Provide an exact reproduction of every entry.

= Element data from apps and pages =
______
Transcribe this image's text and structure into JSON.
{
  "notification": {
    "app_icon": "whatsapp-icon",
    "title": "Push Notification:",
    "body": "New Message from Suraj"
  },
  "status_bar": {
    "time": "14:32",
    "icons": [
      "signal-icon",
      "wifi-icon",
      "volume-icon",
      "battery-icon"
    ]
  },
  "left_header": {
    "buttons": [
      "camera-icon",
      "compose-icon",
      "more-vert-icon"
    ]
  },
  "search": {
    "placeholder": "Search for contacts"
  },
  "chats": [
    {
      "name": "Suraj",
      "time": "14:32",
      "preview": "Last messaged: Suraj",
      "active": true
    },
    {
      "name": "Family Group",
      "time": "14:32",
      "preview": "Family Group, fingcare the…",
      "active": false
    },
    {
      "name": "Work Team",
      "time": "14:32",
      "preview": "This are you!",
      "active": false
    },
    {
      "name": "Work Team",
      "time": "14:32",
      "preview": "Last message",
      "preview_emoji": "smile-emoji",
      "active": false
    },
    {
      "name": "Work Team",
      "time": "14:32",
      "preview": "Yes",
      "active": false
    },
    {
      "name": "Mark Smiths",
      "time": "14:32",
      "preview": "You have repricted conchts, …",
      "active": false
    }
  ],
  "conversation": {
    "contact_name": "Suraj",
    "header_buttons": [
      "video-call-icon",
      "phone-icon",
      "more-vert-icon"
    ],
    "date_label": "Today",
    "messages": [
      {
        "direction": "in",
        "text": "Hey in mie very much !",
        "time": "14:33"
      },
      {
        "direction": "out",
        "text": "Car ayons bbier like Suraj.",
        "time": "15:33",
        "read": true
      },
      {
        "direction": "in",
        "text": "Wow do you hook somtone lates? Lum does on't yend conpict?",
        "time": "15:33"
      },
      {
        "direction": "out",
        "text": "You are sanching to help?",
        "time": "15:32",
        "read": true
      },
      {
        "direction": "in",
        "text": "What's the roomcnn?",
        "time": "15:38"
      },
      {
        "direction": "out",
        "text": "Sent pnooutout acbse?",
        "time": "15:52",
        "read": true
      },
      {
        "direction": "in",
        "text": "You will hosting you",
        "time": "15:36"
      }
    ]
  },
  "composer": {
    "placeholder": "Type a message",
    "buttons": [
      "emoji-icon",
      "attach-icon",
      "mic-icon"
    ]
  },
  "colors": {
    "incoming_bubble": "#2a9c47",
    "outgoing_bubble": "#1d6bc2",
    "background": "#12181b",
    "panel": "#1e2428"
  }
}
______
= EXERCISE RESULT =
Transcribe this image's text and structure into JSON.
{
  "notification": {
    "app_icon": "whatsapp-icon",
    "title": "Push Notification:",
    "body": "New Message from Suraj"
  },
  "status_bar": {
    "time": "14:32",
    "icons": [
      "signal-icon",
      "wifi-icon",
      "volume-icon",
      "battery-icon"
    ]
  },
  "left_header": {
    "buttons": [
      "camera-icon",
      "compose-icon",
      "more-vert-icon"
    ]
  },
  "search": {
    "placeholder": "Search for contacts"
  },
  "chats": [
    {
      "name": "Suraj",
      "time": "14:32",
      "preview": "Last messaged: Suraj",
      "active": true
    },
    {
      "name": "Family Group",
      "time": "14:32",
      "preview": "Family Group, fingcare the…",
      "active": false
    },
    {
      "name": "Work Team",
      "time": "14:32",
      "preview": "This are you!",
      "active": false
    },
    {
      "name": "Work Team",
      "time": "14:32",
      "preview": "Last message",
      "preview_emoji": "smile-emoji",
      "active": false
    },
    {
      "name": "Work Team",
      "time": "14:32",
      "preview": "Yes",
      "active": false
    },
    {
      "name": "Mark Smiths",
      "time": "14:32",
      "preview": "You have repricted conchts, …",
      "active": false
    }
  ],
  "conversation": {
    "contact_name": "Suraj",
    "header_buttons": [
      "video-call-icon",
      "phone-icon",
      "more-vert-icon"
    ],
    "date_label": "Today",
    "messages": [
      {
        "direction": "in",
        "text": "Hey in mie very much !",
        "time": "14:33"
      },
      {
        "direction": "out",
        "text": "Car ayons bbier like Suraj.",
        "time": "15:33",
        "read": true
      },
      {
        "direction": "in",
        "text": "Wow do you hook somtone lates? Lum does on't yend conpict?",
        "time": "15:33"
      },
      {
        "direction": "out",
        "text": "You are sanching to help?",
        "time": "15:32",
        "read": true
      },
      {
        "direction": "in",
        "text": "What's the roomcnn?",
        "time": "15:38"
      },
      {
        "direction": "out",
        "text": "Sent pnooutout acbse?",
        "time": "15:52",
        "read": true
      },
      {
        "direction": "in",
        "text": "You will hosting you",
        "time": "15:36"
      }
    ]
  },
  "composer": {
    "placeholder": "Type a message",
    "buttons": [
      "emoji-icon",
      "attach-icon",
      "mic-icon"
    ]
  },
  "colors": {
    "incoming_bubble": "#2a9c47",
    "outgoing_bubble": "#1d6bc2",
    "background": "#12181b",
    "panel": "#1e2428"
  }
}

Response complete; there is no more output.